Thursday, 4 April 2013

# 51 (2013) The classless society

The idea of a classless society is nothing more than a pipedream and if you believe otherwise then you're kidding yourself. The thing is that, like any animal, mankind has a pecking order and that's the way it is. In nature this order is simplified and sometimes far more brutal. For mankind it involves a whole range of issues both social and economic.  Practically, it is impossible for us to live in a classless society.

Some time ago I read an article about queue jumpers. A clear demonstration that money talks. It's one of the clearest divisions of class because it buys pretty much everything from physical objects to influence.

Queuing - waiting your turn - is a bugbear of many of us but equally jumping the queue is frowned upon and even if done legitimately still gets the angry eye from those around you.
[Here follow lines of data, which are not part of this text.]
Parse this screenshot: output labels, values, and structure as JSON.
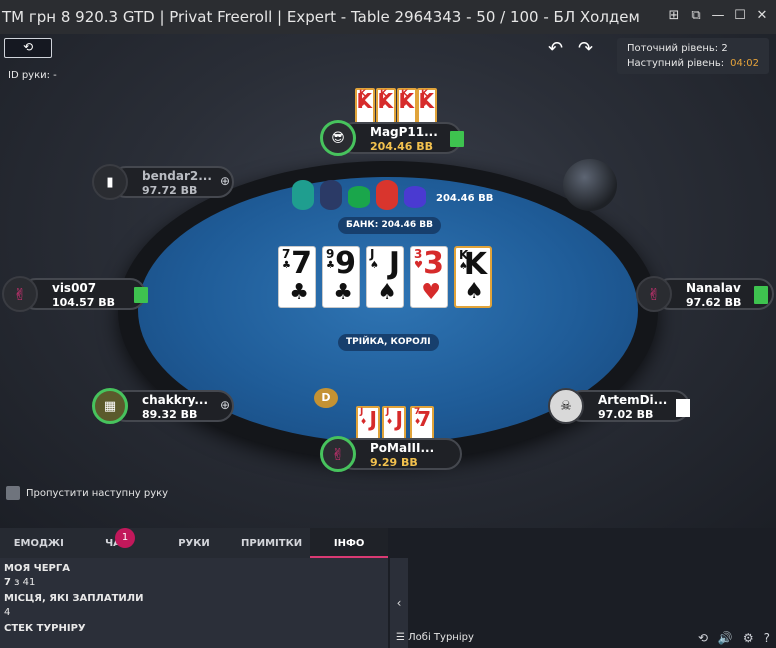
{
  "window": {
    "title": "TM грн 8 920.3 GTD | Privat Freeroll | Expert - Table 2964343 - 50 / 100 - БЛ Холдем",
    "icons": [
      "grid-icon",
      "restore-icon",
      "minimize-icon",
      "maximize-icon",
      "close-icon"
    ]
  },
  "toolbar": {
    "hand_id": "ID руки: -"
  },
  "levels": {
    "current_label": "Поточний рівень: 2",
    "next_label": "Наступний рівень:",
    "next_time": "04:02"
  },
  "players": [
    {
      "name": "MagP11...",
      "stack": "204.46 BB",
      "note": "green",
      "active": true
    },
    {
      "name": "bendar2...",
      "stack": "97.72 BB",
      "note": "add",
      "active": false
    },
    {
      "name": "vis007",
      "stack": "104.57 BB",
      "note": "green",
      "active": false
    },
    {
      "name": "Nanalav",
      "stack": "97.62 BB",
      "note": "green",
      "active": false
    },
    {
      "name": "chakkry...",
      "stack": "89.32 BB",
      "note": "add",
      "active": false
    },
    {
      "name": "ArtemDi...",
      "stack": "97.02 BB",
      "note": "white",
      "active": false
    },
    {
      "name": "PoMaIII...",
      "stack": "9.29 BB",
      "note": "",
      "active": true
    }
  ],
  "villain_cards": [
    {
      "rank": "K",
      "suit": "♥",
      "color": "red"
    },
    {
      "rank": "K",
      "suit": "♦",
      "color": "red"
    }
  ],
  "hero_cards": [
    {
      "rank": "J",
      "suit": "♦",
      "color": "red"
    },
    {
      "rank": "7",
      "suit": "♦",
      "color": "red"
    }
  ],
  "board": [
    {
      "rank": "7",
      "suit": "♣",
      "color": "black"
    },
    {
      "rank": "9",
      "suit": "♣",
      "color": "black"
    },
    {
      "rank": "J",
      "suit": "♠",
      "color": "black"
    },
    {
      "rank": "3",
      "suit": "♥",
      "color": "red"
    },
    {
      "rank": "K",
      "suit": "♠",
      "color": "black"
    }
  ],
  "pot": {
    "amount": "204.46 BB",
    "label": "БАНК: 204.46 BB"
  },
  "hand_result": "ТРІЙКА, КОРОЛІ",
  "dealer_button": "D",
  "chip_colors": [
    "#1f9e8f",
    "#2b3a66",
    "#222",
    "#1aa64b",
    "#d9352d",
    "#4a3ad1"
  ],
  "skip_label": "Пропустити наступну руку",
  "tabs": [
    "ЕМОДЖІ",
    "ЧАТ",
    "РУКИ",
    "ПРИМІТКИ",
    "ІНФО"
  ],
  "chat_badge": "1",
  "info": {
    "my_turn_label": "МОЯ ЧЕРГА",
    "my_turn_value_bold": "7",
    "my_turn_value_rest": " з 41",
    "paid_label": "МІСЦЯ, ЯКІ ЗАПЛАТИЛИ",
    "paid_value": "4",
    "stack_label": "СТЕК ТУРНІРУ"
  },
  "lobby_label": "Лобі Турніру",
  "bottom_icons": [
    "replay-icon",
    "sound-icon",
    "settings-icon",
    "help-icon"
  ]
}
Now you can buy your way to the front of the queue - 'priority queuing'. Airline passengers have seen this for years, finding their boarding prioritised according to how much they paid for their ticket. And it's standard practice for many events, theme parks and museums. It's all about money you see.

Making education open to all was another of these great strategies for banishing class. Many complain that rising fees are making education only available to those that can afford it and whilst I would argue this isn't strictly the case since student loans are available to pretty much anyone that needs them, it has brought the classless issue back into the news.

Personally I don't think a society with a social and economic structure is a bad thing. And I'm not just saying that because of my own background. Because in some respects I certainly haven't always enjoyed a comfortable lifestyle. In fact, despite my comfortable upbringing and according to a new BBC class calculator I fall into the two lowest classes in the country the 'Precariat' and the 'Emergent Service Worker'.
 This despite having savings and a good level of education. This calculator has quite upset a lot of people. It seems too vague to make a valid decision on your class and has 'downgraded' a lot of people. But is it a mistake or is it to do with our shifting class system? Perhaps having up to £25k in savings does put you in the lowest group because on the flipside you don't go to museums or have solicitors amongst your social group. Maybe that's the new perception of 'poor'.

This calculator may be flawed since it's questions seem very limited but it does suggest class isn't based on the traditional mediums we are used to. Class is shifting in surprising ways.

Where do you fall in the pecking order and does it even bother you?

No comments:

Post a Comment